_What this task involves_. Search the entries below for the string "Pensiones" and copy the lines that hold it.
▽
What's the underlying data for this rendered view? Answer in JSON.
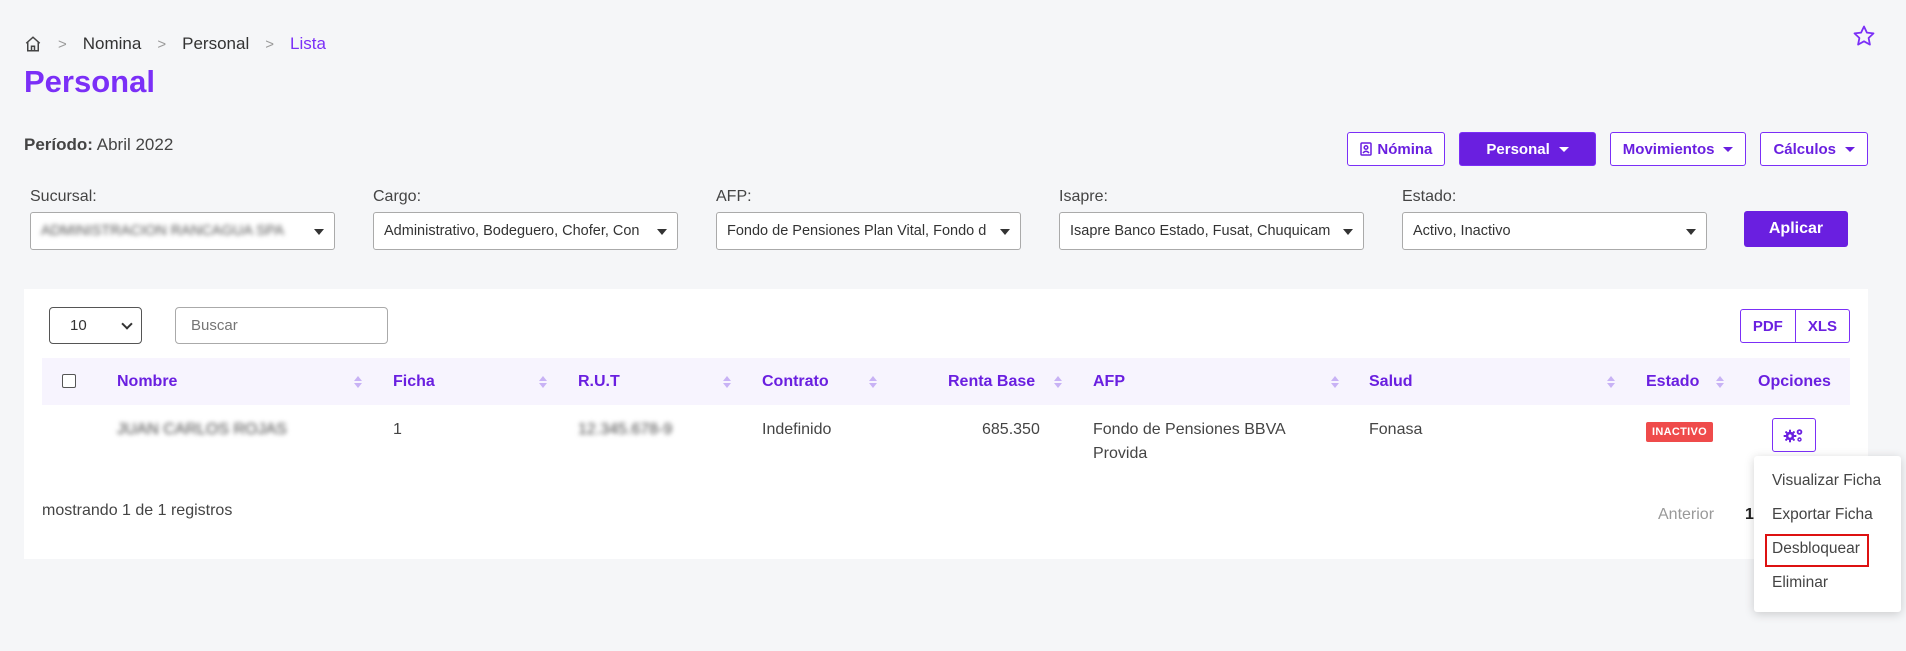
{
  "breadcrumb": {
    "items": [
      "Nomina",
      "Personal",
      "Lista"
    ]
  },
  "page_title": "Personal",
  "periodo": {
    "label": "Período:",
    "value": "Abril 2022"
  },
  "toolbar": {
    "nomina": "Nómina",
    "personal": "Personal",
    "movimientos": "Movimientos",
    "calculos": "Cálculos"
  },
  "filters": {
    "sucursal": {
      "label": "Sucursal:",
      "value": "ADMINISTRACION RANCAGUA SPA"
    },
    "cargo": {
      "label": "Cargo:",
      "value": "Administrativo, Bodeguero, Chofer, Con"
    },
    "afp": {
      "label": "AFP:",
      "value": "Fondo de Pensiones Plan Vital, Fondo d"
    },
    "isapre": {
      "label": "Isapre:",
      "value": "Isapre Banco Estado, Fusat, Chuquicam"
    },
    "estado": {
      "label": "Estado:",
      "value": "Activo, Inactivo"
    },
    "apply_label": "Aplicar"
  },
  "table_controls": {
    "per_page": "10",
    "search_placeholder": "Buscar",
    "pdf": "PDF",
    "xls": "XLS"
  },
  "table": {
    "columns": [
      "Nombre",
      "Ficha",
      "R.U.T",
      "Contrato",
      "Renta Base",
      "AFP",
      "Salud",
      "Estado",
      "Opciones"
    ],
    "rows": [
      {
        "nombre": "JUAN CARLOS ROJAS",
        "ficha": "1",
        "rut": "12.345.678-9",
        "contrato": "Indefinido",
        "renta_base": "685.350",
        "afp_line1": "Fondo de Pensiones BBVA",
        "afp_line2": "Provida",
        "salud": "Fonasa",
        "estado": "INACTIVO"
      }
    ]
  },
  "footer": {
    "mostrando": "mostrando 1 de 1 registros",
    "anterior": "Anterior",
    "page": "1"
  },
  "options_menu": {
    "items": [
      "Visualizar Ficha",
      "Exportar Ficha",
      "Desbloquear",
      "Eliminar"
    ]
  },
  "colors": {
    "accent": "#7b2ff7",
    "primary_button": "#6a1fe0",
    "danger": "#ef4b4b",
    "highlight": "#dd1111"
  }
}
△
_Solution to this problem_.
      "value": "Fondo de Pensiones Plan Vital, Fondo d"
        "afp_line1": "Fondo de Pensiones BBVA",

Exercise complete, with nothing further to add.